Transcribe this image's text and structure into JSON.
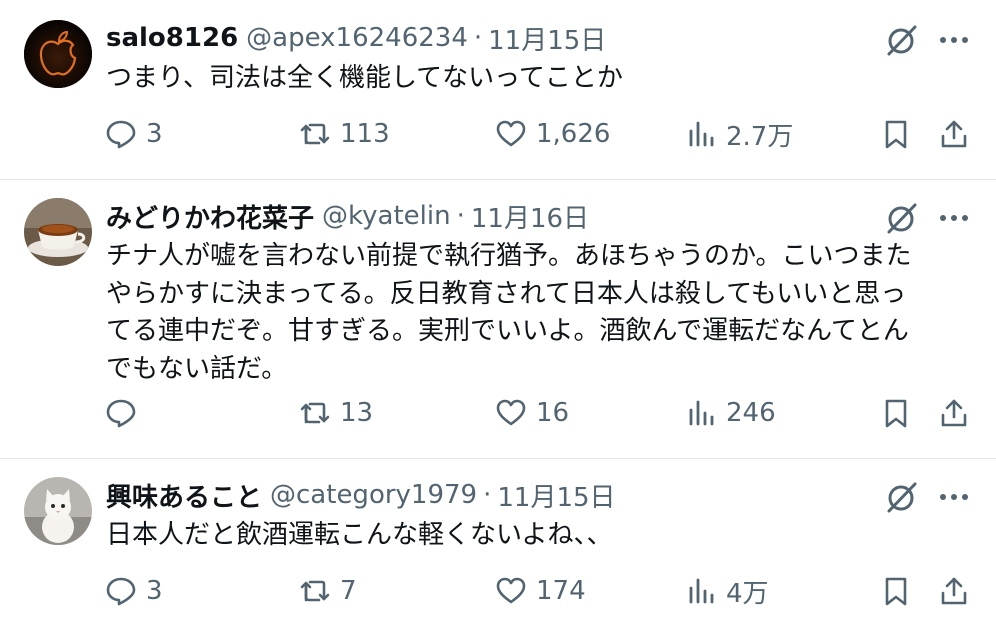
{
  "tweets": [
    {
      "name": "salo8126",
      "handle": "@apex16246234",
      "separator": "·",
      "date": "11月15日",
      "text": "つまり、司法は全く機能してないってことか",
      "replies": "3",
      "retweets": "113",
      "likes": "1,626",
      "views": "2.7万",
      "avatar_icon": "apple-logo-avatar"
    },
    {
      "name": "みどりかわ花菜子",
      "handle": "@kyatelin",
      "separator": "·",
      "date": "11月16日",
      "text": "チナ人が嘘を言わない前提で執行猶予。あほちゃうのか。こいつまた\nやらかすに決まってる。反日教育されて日本人は殺してもいいと思っ\nてる連中だぞ。甘すぎる。実刑でいいよ。酒飲んで運転だなんてとん\nでもない話だ。",
      "replies": "",
      "retweets": "13",
      "likes": "16",
      "views": "246",
      "avatar_icon": "tea-cup-avatar"
    },
    {
      "name": "興味あること",
      "handle": "@category1979",
      "separator": "·",
      "date": "11月15日",
      "text": "日本人だと飲酒運転こんな軽くないよね、、",
      "replies": "3",
      "retweets": "7",
      "likes": "174",
      "views": "4万",
      "avatar_icon": "kitten-avatar"
    }
  ],
  "colors": {
    "text": "#0f1419",
    "secondary": "#536471",
    "divider": "#e3e7ea",
    "background": "#ffffff"
  }
}
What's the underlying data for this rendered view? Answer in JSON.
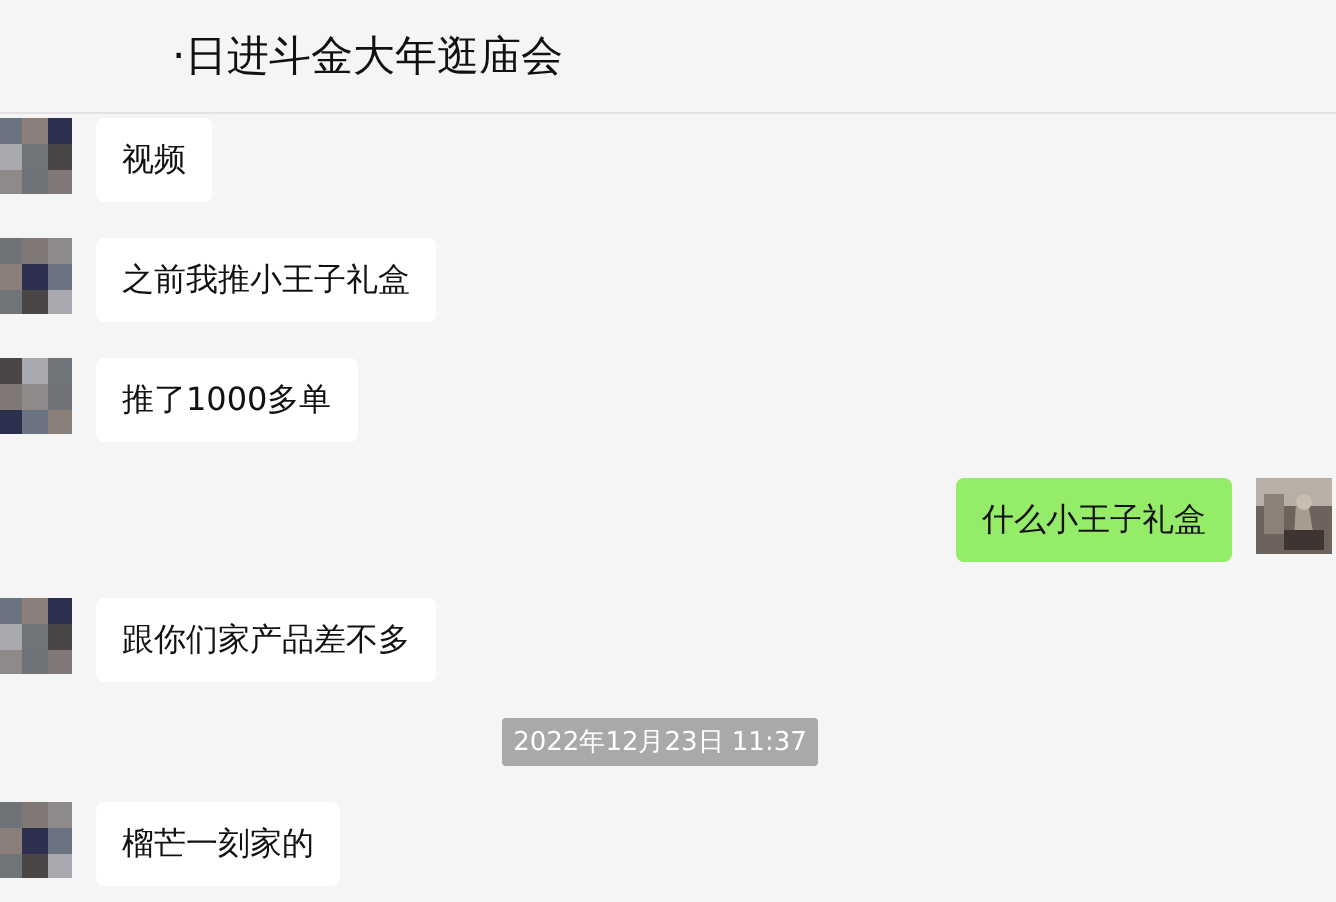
{
  "header": {
    "title": "·日进斗金大年逛庙会"
  },
  "messages": [
    {
      "kind": "incoming",
      "text": "视频"
    },
    {
      "kind": "incoming",
      "text": "之前我推小王子礼盒"
    },
    {
      "kind": "incoming",
      "text": "推了1000多单"
    },
    {
      "kind": "outgoing",
      "text": "什么小王子礼盒"
    },
    {
      "kind": "incoming",
      "text": "跟你们家产品差不多"
    },
    {
      "kind": "timestamp",
      "text": "2022年12月23日 11:37"
    },
    {
      "kind": "incoming",
      "text": "榴芒一刻家的"
    }
  ]
}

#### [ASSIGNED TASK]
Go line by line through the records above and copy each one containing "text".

#### [EXERCISE ANSWER]
Transcribe this image's text and structure into JSON.
      "text": "つまり、司法は全く機能してないってことか",
      "text": "チナ人が嘘を言わない前提で執行猶予。あほちゃうのか。こいつまた\nやらかすに決まってる。反日教育されて日本人は殺してもいいと思っ\nてる連中だぞ。甘すぎる。実刑でいいよ。酒飲んで運転だなんてとん\nでもない話だ。",
      "text": "日本人だと飲酒運転こんな軽くないよね、、",
    "text": "#0f1419",
      "text": "视频"
      "text": "之前我推小王子礼盒"
      "text": "推了1000多单"
      "text": "什么小王子礼盒"
      "text": "跟你们家产品差不多"
      "text": "2022年12月23日 11:37"
      "text": "榴芒一刻家的"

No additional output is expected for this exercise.